History

Act of parliament

The University of Skövde was established by an act of parliament in 1977. This decision meant that an interim board was formed for tertiary education in Skövde. This board was then mandated to provide tertiary education with its own budget. In addition, the establishment of a new university was to be prepared. At the start of 1977, 300 full-year places were offered.

Formed the foundations

At the beginning of the 1980s, the board made a number of decisions that formed the foundations of what are still the main areas of study for the University. Previously, it had had a profile as a school of economics, and it was at this point in time that two new areas were added: Engineering and Computer Science. Additional subject areas were added later in the area of the Life Sciences.

The University in Skövde became one of the first Swedish universities to actively develop short courses in engineering. These new subject areas started up in 1982 with the industrial economics programme. At that time too, courses in EDP were developed, and several years later a Computer Economics programme was set up.

University status

By an act of parliament on 1st July 1983, the activity was given university status. At the same time, Lars-Erik Johansson was appointed the first Vice-Chancellor of the University. At that time, the university offered around 600 full-year places. The new places were primarily within the newly established economics programme.

New premises

In the mid 1980s, the University experienced strong growth. To cope with this expansion, the premises previously occupied by the T 2 regiment were taken over successively. Kanslihuset (the chancellery), Götasalen, and the big barracks building and what was once the riding school and stables were renovated in stages up until the beginning of the 1990s. The latter buildings are now called Block A, Block B and Block C.

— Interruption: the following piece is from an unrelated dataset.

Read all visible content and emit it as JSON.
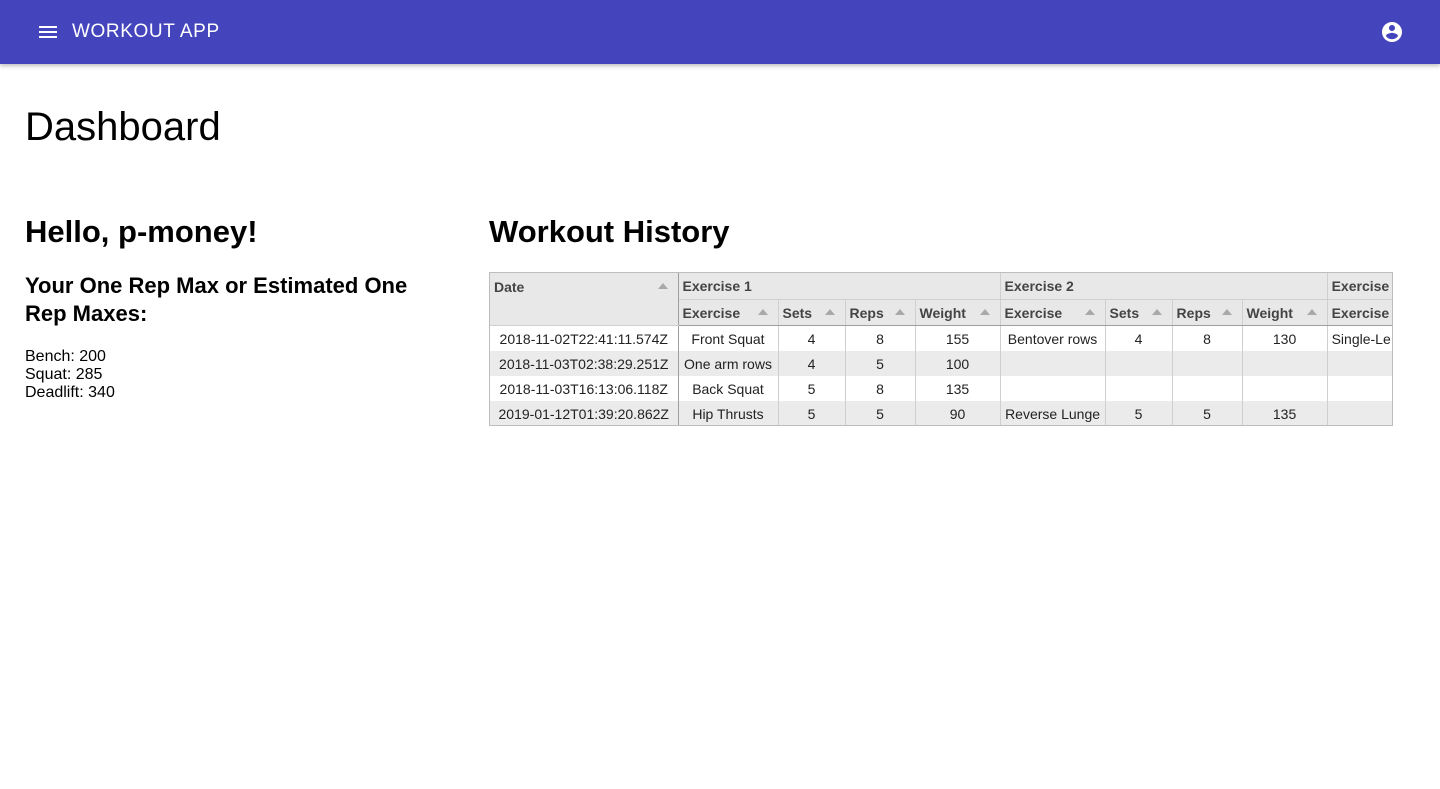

The campus is extended

In the 1990s, additional areas of study were established: humanities and social science and law. To cope with the anticipated expansion, the campus was extended with parts of the Mörke city block south of the Trängen district. Block E was finished during 1993 and 1994. The University’s new library was built in 1997 and today has over 100,000 volumes and is well-equipped to meet the needs of electronic information searching. In 1998, Block D was built to provide space for examination rooms and lecture halls.

New teaching areas

In 1999, an additional subject area was added in that the Hälsohögskolan (Institute of Health Sciences) was integrated into the University. The same year, the University’s biggest building, Block G was opened. Block G is 11,700 square metres and is in the shape of an angle with projecting wings and plate glass walls. Block G houses the main entrance to the University and several of the University’s central functions such as Reception, the switchboard, and Student Services. At that point, the University offered 3000 full-year places.

Campanile

Donations received in conjunction with the opening of Block G made it possible to add a clock tower (what is called a campanile). Having a campanile on campus is an ancient academic tradition at universities abroad. At the University in Skövde, it is a symbol for all the University’s areas of study and is used as the hub and a meeting point on campus.

Autumn 2001

In autumn 2001, the University’s current Vice-Chancellor Leif Larsson took up the position. He took over after Lars-Erik Johansson who had been Vice-Chancellor for 18 years. At that time, the University offered 4,000 places and had around 400 staff.

The University restaurant

At the start of term in 2003, a new restaurant was opened on campus – Götasalen. The space housing the restaurant, also called Götasalen, previously was used as a library and gym hall, and was refurbished to cater for 220 guests. An upper floor extension, which can be booked by groups, and an outdoor café area were added during the refurbishment.

New organization

During 2003 and 2004, the University underwent a re-organization which meant that the previous nine schools with their faculties and departments were combined by subject area to form three new units. The new units were called the School of Humanities and Informatics, the School of Life Sciences, and the School of Technology and Society.

Focus on cooperation and research

KK Stiftelsen (the Knowledge Foundation of Sweden) granted the University’s application in June 2004 to set up a research facility in the field of information fusion.

The University started cooperation with the Universities of Borås and Trollhättan/Uddevalla based on the Bjertorp Declaration to develop a basic programme of study in the field. This cooperation between these universities in the western Götaland region of Sweden goes under the name of Västra Götalands Högskolor.

Teacher’s Certificate

In June 2004, the Swedish National Agency for Higher Education (Högskoleverket) granted the University of Skövde the right to issue Teacher’s Certificates.

Cooperation with Halmstad and Örebro

In November 2005, the Vice-Chancellors of the University of Skövde and Halmstad and Örebro Universities signed an agreement to cooperate in the area of science and technology. This cooperation is intended to strengthen the post-graduate research and doctoral programmes at these three seats of learning.


Updated: 8/16/2011